START INFORMATION SHOWN
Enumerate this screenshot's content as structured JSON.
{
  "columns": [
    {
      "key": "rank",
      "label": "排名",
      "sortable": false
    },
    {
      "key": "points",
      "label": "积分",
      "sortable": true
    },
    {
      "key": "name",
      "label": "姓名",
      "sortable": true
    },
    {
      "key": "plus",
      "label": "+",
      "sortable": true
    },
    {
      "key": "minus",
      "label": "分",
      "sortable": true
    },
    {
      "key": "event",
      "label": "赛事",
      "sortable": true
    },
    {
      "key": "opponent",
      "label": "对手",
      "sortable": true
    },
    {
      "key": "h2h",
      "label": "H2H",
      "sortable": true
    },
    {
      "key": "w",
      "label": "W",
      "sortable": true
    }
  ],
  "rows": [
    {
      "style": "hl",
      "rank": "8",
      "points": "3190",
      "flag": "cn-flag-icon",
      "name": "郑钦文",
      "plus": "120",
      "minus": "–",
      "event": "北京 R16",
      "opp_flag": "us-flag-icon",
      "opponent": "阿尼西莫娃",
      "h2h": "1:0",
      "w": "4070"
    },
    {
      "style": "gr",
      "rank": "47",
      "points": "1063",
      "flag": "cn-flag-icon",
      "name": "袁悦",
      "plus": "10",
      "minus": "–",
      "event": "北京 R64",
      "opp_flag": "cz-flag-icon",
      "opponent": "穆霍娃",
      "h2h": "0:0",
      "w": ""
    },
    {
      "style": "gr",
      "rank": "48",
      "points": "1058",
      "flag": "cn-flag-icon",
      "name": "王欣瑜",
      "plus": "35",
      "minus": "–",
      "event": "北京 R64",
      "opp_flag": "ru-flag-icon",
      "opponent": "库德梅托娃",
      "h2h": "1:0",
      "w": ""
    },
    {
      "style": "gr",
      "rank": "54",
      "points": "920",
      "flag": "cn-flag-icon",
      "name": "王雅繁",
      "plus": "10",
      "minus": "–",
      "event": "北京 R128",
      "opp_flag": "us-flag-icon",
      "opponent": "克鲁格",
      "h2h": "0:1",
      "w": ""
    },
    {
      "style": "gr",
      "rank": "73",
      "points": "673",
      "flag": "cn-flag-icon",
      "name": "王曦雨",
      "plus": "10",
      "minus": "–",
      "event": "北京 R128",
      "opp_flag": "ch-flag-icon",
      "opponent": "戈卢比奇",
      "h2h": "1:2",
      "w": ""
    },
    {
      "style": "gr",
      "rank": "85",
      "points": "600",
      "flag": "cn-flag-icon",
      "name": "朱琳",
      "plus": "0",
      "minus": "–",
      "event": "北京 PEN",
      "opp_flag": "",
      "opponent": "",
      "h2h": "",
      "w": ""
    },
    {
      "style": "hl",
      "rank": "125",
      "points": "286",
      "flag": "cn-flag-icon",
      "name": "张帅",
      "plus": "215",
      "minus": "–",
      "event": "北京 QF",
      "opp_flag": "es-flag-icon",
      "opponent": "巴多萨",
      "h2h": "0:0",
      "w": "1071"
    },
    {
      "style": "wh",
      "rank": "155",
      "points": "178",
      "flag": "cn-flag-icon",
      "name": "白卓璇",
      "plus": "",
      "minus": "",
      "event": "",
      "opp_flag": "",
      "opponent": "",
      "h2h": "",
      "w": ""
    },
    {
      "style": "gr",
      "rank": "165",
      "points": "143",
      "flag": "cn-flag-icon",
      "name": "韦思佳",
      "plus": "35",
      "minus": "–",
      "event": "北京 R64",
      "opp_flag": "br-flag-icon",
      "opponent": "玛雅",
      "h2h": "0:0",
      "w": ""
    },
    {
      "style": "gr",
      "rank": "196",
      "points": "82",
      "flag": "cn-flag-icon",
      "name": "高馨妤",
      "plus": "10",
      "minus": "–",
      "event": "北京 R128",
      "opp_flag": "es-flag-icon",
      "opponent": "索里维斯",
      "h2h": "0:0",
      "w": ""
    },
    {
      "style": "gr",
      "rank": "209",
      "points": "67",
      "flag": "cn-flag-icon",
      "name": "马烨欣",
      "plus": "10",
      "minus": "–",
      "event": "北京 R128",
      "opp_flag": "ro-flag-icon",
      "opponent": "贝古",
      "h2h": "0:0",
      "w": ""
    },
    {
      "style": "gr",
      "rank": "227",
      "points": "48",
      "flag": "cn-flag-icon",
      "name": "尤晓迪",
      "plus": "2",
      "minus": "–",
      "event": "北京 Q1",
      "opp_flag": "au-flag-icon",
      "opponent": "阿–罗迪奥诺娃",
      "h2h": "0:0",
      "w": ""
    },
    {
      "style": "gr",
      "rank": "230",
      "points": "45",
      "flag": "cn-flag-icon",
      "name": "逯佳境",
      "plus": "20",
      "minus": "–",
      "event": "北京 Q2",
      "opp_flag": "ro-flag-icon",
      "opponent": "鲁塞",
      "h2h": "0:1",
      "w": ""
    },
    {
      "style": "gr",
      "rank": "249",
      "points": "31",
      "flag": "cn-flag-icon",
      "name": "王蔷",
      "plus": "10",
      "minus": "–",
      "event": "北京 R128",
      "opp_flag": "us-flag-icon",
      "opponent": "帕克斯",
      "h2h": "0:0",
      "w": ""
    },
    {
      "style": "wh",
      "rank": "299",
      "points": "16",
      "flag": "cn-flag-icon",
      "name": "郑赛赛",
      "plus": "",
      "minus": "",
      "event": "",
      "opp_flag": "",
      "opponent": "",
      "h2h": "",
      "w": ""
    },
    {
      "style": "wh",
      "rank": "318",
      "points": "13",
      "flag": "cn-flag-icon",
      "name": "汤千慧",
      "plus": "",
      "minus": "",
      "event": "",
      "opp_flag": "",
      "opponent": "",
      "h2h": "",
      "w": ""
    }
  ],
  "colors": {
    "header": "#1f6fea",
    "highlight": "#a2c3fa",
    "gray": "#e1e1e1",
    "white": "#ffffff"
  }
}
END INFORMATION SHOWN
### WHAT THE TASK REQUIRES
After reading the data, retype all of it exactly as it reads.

### RESULT OF THIS EXERCISE
Enumerate this screenshot's content as structured JSON.
{
  "columns": [
    {
      "key": "rank",
      "label": "排名",
      "sortable": false
    },
    {
      "key": "points",
      "label": "积分",
      "sortable": true
    },
    {
      "key": "name",
      "label": "姓名",
      "sortable": true
    },
    {
      "key": "plus",
      "label": "+",
      "sortable": true
    },
    {
      "key": "minus",
      "label": "分",
      "sortable": true
    },
    {
      "key": "event",
      "label": "赛事",
      "sortable": true
    },
    {
      "key": "opponent",
      "label": "对手",
      "sortable": true
    },
    {
      "key": "h2h",
      "label": "H2H",
      "sortable": true
    },
    {
      "key": "w",
      "label": "W",
      "sortable": true
    }
  ],
  "rows": [
    {
      "style": "hl",
      "rank": "8",
      "points": "3190",
      "flag": "cn-flag-icon",
      "name": "郑钦文",
      "plus": "120",
      "minus": "–",
      "event": "北京 R16",
      "opp_flag": "us-flag-icon",
      "opponent": "阿尼西莫娃",
      "h2h": "1:0",
      "w": "4070"
    },
    {
      "style": "gr",
      "rank": "47",
      "points": "1063",
      "flag": "cn-flag-icon",
      "name": "袁悦",
      "plus": "10",
      "minus": "–",
      "event": "北京 R64",
      "opp_flag": "cz-flag-icon",
      "opponent": "穆霍娃",
      "h2h": "0:0",
      "w": ""
    },
    {
      "style": "gr",
      "rank": "48",
      "points": "1058",
      "flag": "cn-flag-icon",
      "name": "王欣瑜",
      "plus": "35",
      "minus": "–",
      "event": "北京 R64",
      "opp_flag": "ru-flag-icon",
      "opponent": "库德梅托娃",
      "h2h": "1:0",
      "w": ""
    },
    {
      "style": "gr",
      "rank": "54",
      "points": "920",
      "flag": "cn-flag-icon",
      "name": "王雅繁",
      "plus": "10",
      "minus": "–",
      "event": "北京 R128",
      "opp_flag": "us-flag-icon",
      "opponent": "克鲁格",
      "h2h": "0:1",
      "w": ""
    },
    {
      "style": "gr",
      "rank": "73",
      "points": "673",
      "flag": "cn-flag-icon",
      "name": "王曦雨",
      "plus": "10",
      "minus": "–",
      "event": "北京 R128",
      "opp_flag": "ch-flag-icon",
      "opponent": "戈卢比奇",
      "h2h": "1:2",
      "w": ""
    },
    {
      "style": "gr",
      "rank": "85",
      "points": "600",
      "flag": "cn-flag-icon",
      "name": "朱琳",
      "plus": "0",
      "minus": "–",
      "event": "北京 PEN",
      "opp_flag": "",
      "opponent": "",
      "h2h": "",
      "w": ""
    },
    {
      "style": "hl",
      "rank": "125",
      "points": "286",
      "flag": "cn-flag-icon",
      "name": "张帅",
      "plus": "215",
      "minus": "–",
      "event": "北京 QF",
      "opp_flag": "es-flag-icon",
      "opponent": "巴多萨",
      "h2h": "0:0",
      "w": "1071"
    },
    {
      "style": "wh",
      "rank": "155",
      "points": "178",
      "flag": "cn-flag-icon",
      "name": "白卓璇",
      "plus": "",
      "minus": "",
      "event": "",
      "opp_flag": "",
      "opponent": "",
      "h2h": "",
      "w": ""
    },
    {
      "style": "gr",
      "rank": "165",
      "points": "143",
      "flag": "cn-flag-icon",
      "name": "韦思佳",
      "plus": "35",
      "minus": "–",
      "event": "北京 R64",
      "opp_flag": "br-flag-icon",
      "opponent": "玛雅",
      "h2h": "0:0",
      "w": ""
    },
    {
      "style": "gr",
      "rank": "196",
      "points": "82",
      "flag": "cn-flag-icon",
      "name": "高馨妤",
      "plus": "10",
      "minus": "–",
      "event": "北京 R128",
      "opp_flag": "es-flag-icon",
      "opponent": "索里维斯",
      "h2h": "0:0",
      "w": ""
    },
    {
      "style": "gr",
      "rank": "209",
      "points": "67",
      "flag": "cn-flag-icon",
      "name": "马烨欣",
      "plus": "10",
      "minus": "–",
      "event": "北京 R128",
      "opp_flag": "ro-flag-icon",
      "opponent": "贝古",
      "h2h": "0:0",
      "w": ""
    },
    {
      "style": "gr",
      "rank": "227",
      "points": "48",
      "flag": "cn-flag-icon",
      "name": "尤晓迪",
      "plus": "2",
      "minus": "–",
      "event": "北京 Q1",
      "opp_flag": "au-flag-icon",
      "opponent": "阿–罗迪奥诺娃",
      "h2h": "0:0",
      "w": ""
    },
    {
      "style": "gr",
      "rank": "230",
      "points": "45",
      "flag": "cn-flag-icon",
      "name": "逯佳境",
      "plus": "20",
      "minus": "–",
      "event": "北京 Q2",
      "opp_flag": "ro-flag-icon",
      "opponent": "鲁塞",
      "h2h": "0:1",
      "w": ""
    },
    {
      "style": "gr",
      "rank": "249",
      "points": "31",
      "flag": "cn-flag-icon",
      "name": "王蔷",
      "plus": "10",
      "minus": "–",
      "event": "北京 R128",
      "opp_flag": "us-flag-icon",
      "opponent": "帕克斯",
      "h2h": "0:0",
      "w": ""
    },
    {
      "style": "wh",
      "rank": "299",
      "points": "16",
      "flag": "cn-flag-icon",
      "name": "郑赛赛",
      "plus": "",
      "minus": "",
      "event": "",
      "opp_flag": "",
      "opponent": "",
      "h2h": "",
      "w": ""
    },
    {
      "style": "wh",
      "rank": "318",
      "points": "13",
      "flag": "cn-flag-icon",
      "name": "汤千慧",
      "plus": "",
      "minus": "",
      "event": "",
      "opp_flag": "",
      "opponent": "",
      "h2h": "",
      "w": ""
    }
  ],
  "colors": {
    "header": "#1f6fea",
    "highlight": "#a2c3fa",
    "gray": "#e1e1e1",
    "white": "#ffffff"
  }
}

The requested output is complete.